“While Marussia Virgin Racing continues its commitment to CFD as a technology, in order to progress at the rate of development required to achieve its racing ambitions the team will use every means available to improve the aerodynamics of its Formula One racing cars, including access to the McLaren wind tunnel,” said the statement. Some key McLaren staff will work on the Virgin programme, as allowed by the Resource Restriction Agreement.
While the team will continue to use the F1 facilities at Wirth Research it has acquired in Banbury, it will also gear up to find a permanent home for the team, with the former Arrows and Super Aguri base at Leafield likely to be the leading contender.

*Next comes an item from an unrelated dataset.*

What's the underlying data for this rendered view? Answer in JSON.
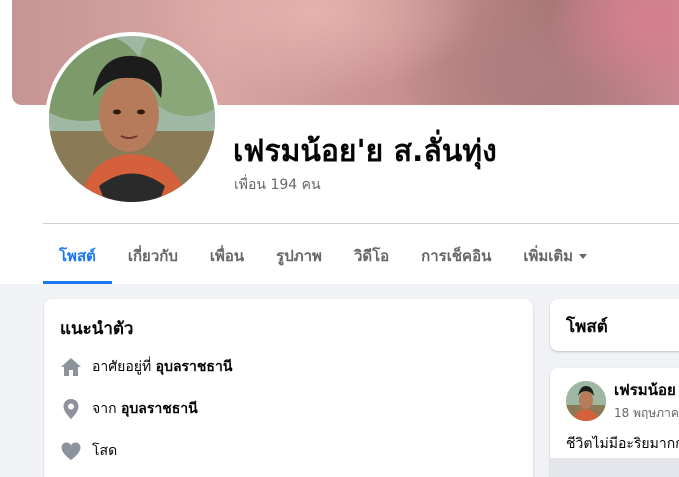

Symonds is banned from working directly in F1 until the end of 2012, after admitting guilt in the Singapore crash scandal, but can act as a consultant. He has held that role for Marussia since February.
Although Marussia car company is fronted by Nikolay Fomenko, the real mover in this situation at the moment is Cheglakov, a scientist by training who has built up an empire in software and technology. His presence has been increasingly evident in recent months and he has clearly resolved to turn the team into a competitive force in F1.
Aligning itself with McLaren, whose chairman Martin Whitmarsh is also chairman of the teams’ association, is a shrewd tactical move both from a sporting and political point of view.
And from the sounds of it, there will be a lot more moves in the near future.
* Post script Cosworth issued a press release congratulating Marussia on this partnership with the following quote from F1 general manager Mark Gallagher: “Cosworth is looking forward to a close working partnership with Marussia Virgin Racing and its new supplier McLaren Applied Technologies to ensure a highly competitive, fully integrated powertrain solution for the team moving forward. Today’s announcements show the team’s firm intent to make progress up the grid and Cosworth is pleased to be playing such a key part in the next exciting chapter of Marussia Virgin Racing.”
Also mentioned in the release yesterday is that Cosworth introduced Marussia to F1 in the first place and developed the engine for its road car, so it is quite a close relationship.
Also worth noting is that Williams will continue to work with Cosworth on the engine for its Jaguar supercar project, the C-X75.